Insulin-like growth factor-1 (IGF-1) is a particularly promising candidate for clinical translation because it has the potential to address the need for improved nerve regeneration while simultaneously acting on denervated muscle to limit denervation-induced atrophy. However, like other growth factors, IGF-1 has a short half-life of 5 min, relatively low molecular weight (7.6 kDa), and high water-solubility: all of which present significant obstacles to therapeutic delivery in a clinically practical fashion (Gold et al., 1995; Lee et al., 2003; Wood et al., 2009). Here, we present a comprehensive review of the literature describing the trophic effects of IGF-1 on neurons, myocytes, and SCs. We then critically evaluate the various therapeutic modalities used to upregulate endogenous IGF-1 or deliver exogenous IGF-1 in translational models of PNI, with a special emphasis on emerging bioengineered drug delivery systems. Lastly, we analyze the optimal dosage ranges identified for each mechanism of IGF-1 with the goal of further elucidating a model for future clinical translation.

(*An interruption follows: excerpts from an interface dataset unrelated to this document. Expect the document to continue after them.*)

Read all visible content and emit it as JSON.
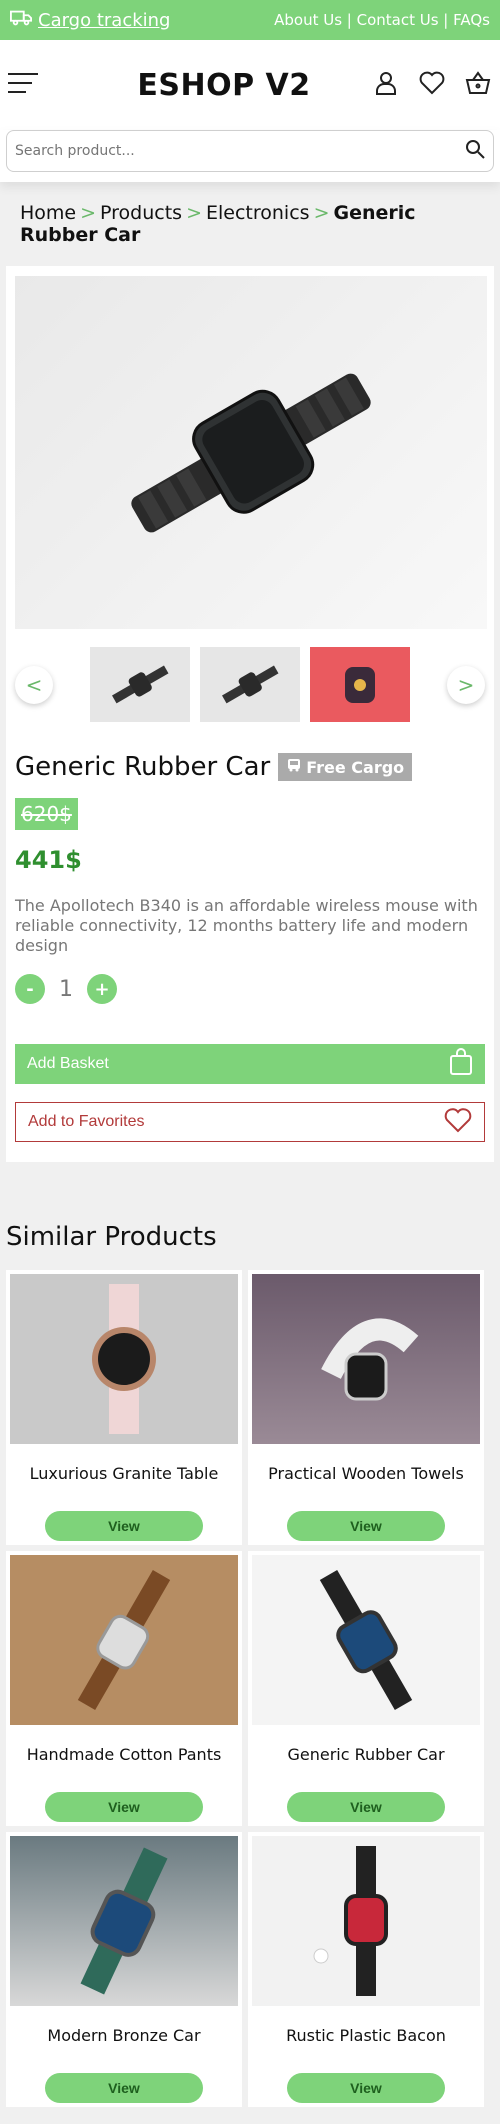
{
  "topbar": {
    "cargo_label": "Cargo tracking",
    "links_text": "About Us | Contact Us | FAQs"
  },
  "header": {
    "brand": "ESHOP V2"
  },
  "search": {
    "placeholder": "Search product..."
  },
  "breadcrumb": {
    "items": [
      "Home",
      "Products",
      "Electronics"
    ],
    "current": "Generic Rubber Car",
    "separator": ">"
  },
  "product": {
    "title": "Generic Rubber Car",
    "badge": "Free Cargo",
    "old_price": "620$",
    "new_price": "441$",
    "description": "The Apollotech B340 is an affordable wireless mouse with reliable connectivity, 12 months battery life and modern design",
    "quantity": "1",
    "qty_minus": "-",
    "qty_plus": "+",
    "add_basket": "Add Basket",
    "add_favorites": "Add to Favorites",
    "prev": "<",
    "next": ">"
  },
  "similar": {
    "title": "Similar Products",
    "view_label": "View",
    "items": [
      {
        "name": "Luxurious Granite Table"
      },
      {
        "name": "Practical Wooden Towels"
      },
      {
        "name": "Handmade Cotton Pants"
      },
      {
        "name": "Generic Rubber Car"
      },
      {
        "name": "Modern Bronze Car"
      },
      {
        "name": "Rustic Plastic Bacon"
      }
    ]
  },
  "colors": {
    "accent_green": "#7ed37a",
    "price_green": "#2f8f2f",
    "favorites_red": "#b23a3a"
  }
}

The amount of time that elapses between initial nerve injury and end-organ reinnervation has consistently been shown to be the most important predictor of functional recovery following PNI (Scheib and Hoke, 2013), with proximal injuries and delayed repairs resulting in worse outcomes (Carlson et al., 1996; Tuffaha et al., 2016b). This is primarily due to denervation-induced atrophy of muscle and Schwann cells (SCs) (Fu and Gordon, 1995). Following surgical repair, axons often must regenerate over long distances at a relatively slow rate of 1–3 mm/day to reach and reinnervate distal motor endplates. Throughout this process, denervated muscle undergoes irreversible loss of myofibrils and loss of neuromuscular junctions (NMJs), thereby resulting in progressive and permanent muscle atrophy. It is well known that the degree of muscle atrophy increases with the duration of denervation (Ishii et al., 1994). Chronically denervated SCs within the distal nerve are also subject to time-dependent senescence. Following injury, proliferating SCs initially maintain the basal lamina tubes through which regenerating axons travel. SCs also secrete numerous neurotrophic factors that stimulate and guide axonal regeneration. However, as time elapses without axonal interaction, SCs gradually lose the capacity to perform these important functions, and the distal regenerative pathway becomes inhospitable to recovering axons (Ishii et al., 1993; Glazner and Ishii, 1995; Grinsell and Keating, 2014).